=== Section Start ===

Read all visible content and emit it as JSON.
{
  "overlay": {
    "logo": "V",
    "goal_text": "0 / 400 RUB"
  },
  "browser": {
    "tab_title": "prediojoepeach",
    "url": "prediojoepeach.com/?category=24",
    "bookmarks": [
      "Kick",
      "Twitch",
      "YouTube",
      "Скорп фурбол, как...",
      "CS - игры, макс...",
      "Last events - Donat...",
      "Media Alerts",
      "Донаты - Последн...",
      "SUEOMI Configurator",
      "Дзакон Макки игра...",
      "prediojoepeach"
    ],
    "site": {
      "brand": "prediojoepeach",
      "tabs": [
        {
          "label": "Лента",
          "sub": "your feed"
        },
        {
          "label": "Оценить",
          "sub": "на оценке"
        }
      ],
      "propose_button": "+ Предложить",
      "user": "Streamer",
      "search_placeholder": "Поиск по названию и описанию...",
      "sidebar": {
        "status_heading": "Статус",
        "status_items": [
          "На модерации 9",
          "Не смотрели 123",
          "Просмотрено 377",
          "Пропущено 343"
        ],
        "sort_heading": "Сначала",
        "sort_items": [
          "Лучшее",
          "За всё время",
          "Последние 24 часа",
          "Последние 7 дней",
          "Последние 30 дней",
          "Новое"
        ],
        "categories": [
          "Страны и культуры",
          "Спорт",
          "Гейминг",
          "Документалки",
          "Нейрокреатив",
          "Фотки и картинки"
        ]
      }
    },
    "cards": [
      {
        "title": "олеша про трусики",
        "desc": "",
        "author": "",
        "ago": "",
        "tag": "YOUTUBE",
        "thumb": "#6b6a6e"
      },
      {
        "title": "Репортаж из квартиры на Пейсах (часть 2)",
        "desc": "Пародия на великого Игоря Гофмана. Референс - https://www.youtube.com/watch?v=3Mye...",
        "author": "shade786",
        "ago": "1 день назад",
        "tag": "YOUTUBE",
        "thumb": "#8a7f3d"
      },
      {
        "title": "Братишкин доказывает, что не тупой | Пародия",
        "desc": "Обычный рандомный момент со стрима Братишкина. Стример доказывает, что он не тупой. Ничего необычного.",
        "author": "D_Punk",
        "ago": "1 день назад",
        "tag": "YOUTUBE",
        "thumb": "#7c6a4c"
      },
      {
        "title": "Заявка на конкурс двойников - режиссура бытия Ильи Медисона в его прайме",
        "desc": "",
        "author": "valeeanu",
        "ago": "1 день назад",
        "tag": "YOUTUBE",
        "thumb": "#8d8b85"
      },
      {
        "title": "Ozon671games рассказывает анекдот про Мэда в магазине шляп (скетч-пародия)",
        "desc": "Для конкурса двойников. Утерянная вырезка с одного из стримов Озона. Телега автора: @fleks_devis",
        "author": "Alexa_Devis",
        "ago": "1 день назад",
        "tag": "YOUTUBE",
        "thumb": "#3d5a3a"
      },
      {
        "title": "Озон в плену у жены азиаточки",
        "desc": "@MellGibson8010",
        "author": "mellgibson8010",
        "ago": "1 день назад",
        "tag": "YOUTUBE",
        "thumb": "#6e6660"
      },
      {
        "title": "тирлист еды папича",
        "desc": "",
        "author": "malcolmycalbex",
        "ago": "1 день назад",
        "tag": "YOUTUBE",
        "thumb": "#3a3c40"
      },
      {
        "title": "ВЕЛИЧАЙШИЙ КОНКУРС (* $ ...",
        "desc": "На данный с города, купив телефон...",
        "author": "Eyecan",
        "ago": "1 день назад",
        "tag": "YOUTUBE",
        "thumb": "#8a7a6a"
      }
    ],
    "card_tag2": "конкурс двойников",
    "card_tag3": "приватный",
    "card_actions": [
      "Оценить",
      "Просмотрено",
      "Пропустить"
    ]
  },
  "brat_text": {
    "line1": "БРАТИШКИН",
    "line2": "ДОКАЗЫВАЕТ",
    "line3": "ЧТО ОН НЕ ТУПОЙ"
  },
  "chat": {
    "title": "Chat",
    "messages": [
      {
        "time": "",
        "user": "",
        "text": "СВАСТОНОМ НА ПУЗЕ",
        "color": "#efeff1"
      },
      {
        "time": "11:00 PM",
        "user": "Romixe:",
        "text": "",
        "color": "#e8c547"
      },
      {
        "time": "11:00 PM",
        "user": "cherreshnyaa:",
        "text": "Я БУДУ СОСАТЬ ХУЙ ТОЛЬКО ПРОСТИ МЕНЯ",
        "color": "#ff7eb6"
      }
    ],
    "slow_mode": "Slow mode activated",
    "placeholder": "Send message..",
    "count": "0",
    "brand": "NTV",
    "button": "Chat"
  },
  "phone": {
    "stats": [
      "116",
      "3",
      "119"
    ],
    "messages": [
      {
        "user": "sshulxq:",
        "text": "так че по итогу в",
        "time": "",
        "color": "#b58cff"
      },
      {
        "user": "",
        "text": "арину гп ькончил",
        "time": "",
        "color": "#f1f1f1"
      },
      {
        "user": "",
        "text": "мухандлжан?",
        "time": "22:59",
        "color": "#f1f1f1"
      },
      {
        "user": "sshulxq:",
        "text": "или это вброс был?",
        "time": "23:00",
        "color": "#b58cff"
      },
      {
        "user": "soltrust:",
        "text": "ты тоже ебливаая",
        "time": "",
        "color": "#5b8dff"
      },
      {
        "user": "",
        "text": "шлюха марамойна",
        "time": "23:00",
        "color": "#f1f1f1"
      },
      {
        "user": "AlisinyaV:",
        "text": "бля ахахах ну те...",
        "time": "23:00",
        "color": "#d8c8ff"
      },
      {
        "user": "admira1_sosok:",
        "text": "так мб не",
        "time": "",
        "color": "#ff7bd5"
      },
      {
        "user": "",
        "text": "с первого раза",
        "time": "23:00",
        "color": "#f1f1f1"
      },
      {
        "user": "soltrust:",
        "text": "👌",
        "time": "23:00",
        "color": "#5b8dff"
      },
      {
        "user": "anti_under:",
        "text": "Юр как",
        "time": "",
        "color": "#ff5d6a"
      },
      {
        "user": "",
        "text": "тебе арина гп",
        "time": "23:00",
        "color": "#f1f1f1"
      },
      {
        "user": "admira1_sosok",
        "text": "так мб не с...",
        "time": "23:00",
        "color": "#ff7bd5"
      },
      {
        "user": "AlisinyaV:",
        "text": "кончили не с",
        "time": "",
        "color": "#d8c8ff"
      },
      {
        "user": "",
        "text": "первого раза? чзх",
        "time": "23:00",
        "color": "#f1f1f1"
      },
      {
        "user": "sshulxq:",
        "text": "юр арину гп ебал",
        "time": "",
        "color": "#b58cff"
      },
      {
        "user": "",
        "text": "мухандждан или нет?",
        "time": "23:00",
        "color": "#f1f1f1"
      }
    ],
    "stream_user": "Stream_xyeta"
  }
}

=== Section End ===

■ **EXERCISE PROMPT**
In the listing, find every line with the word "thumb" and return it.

■ **FINISHED EXERCISE**
        "thumb": "#6b6a6e"
        "thumb": "#8a7f3d"
        "thumb": "#7c6a4c"
        "thumb": "#8d8b85"
        "thumb": "#3d5a3a"
        "thumb": "#6e6660"
        "thumb": "#3a3c40"
        "thumb": "#8a7a6a"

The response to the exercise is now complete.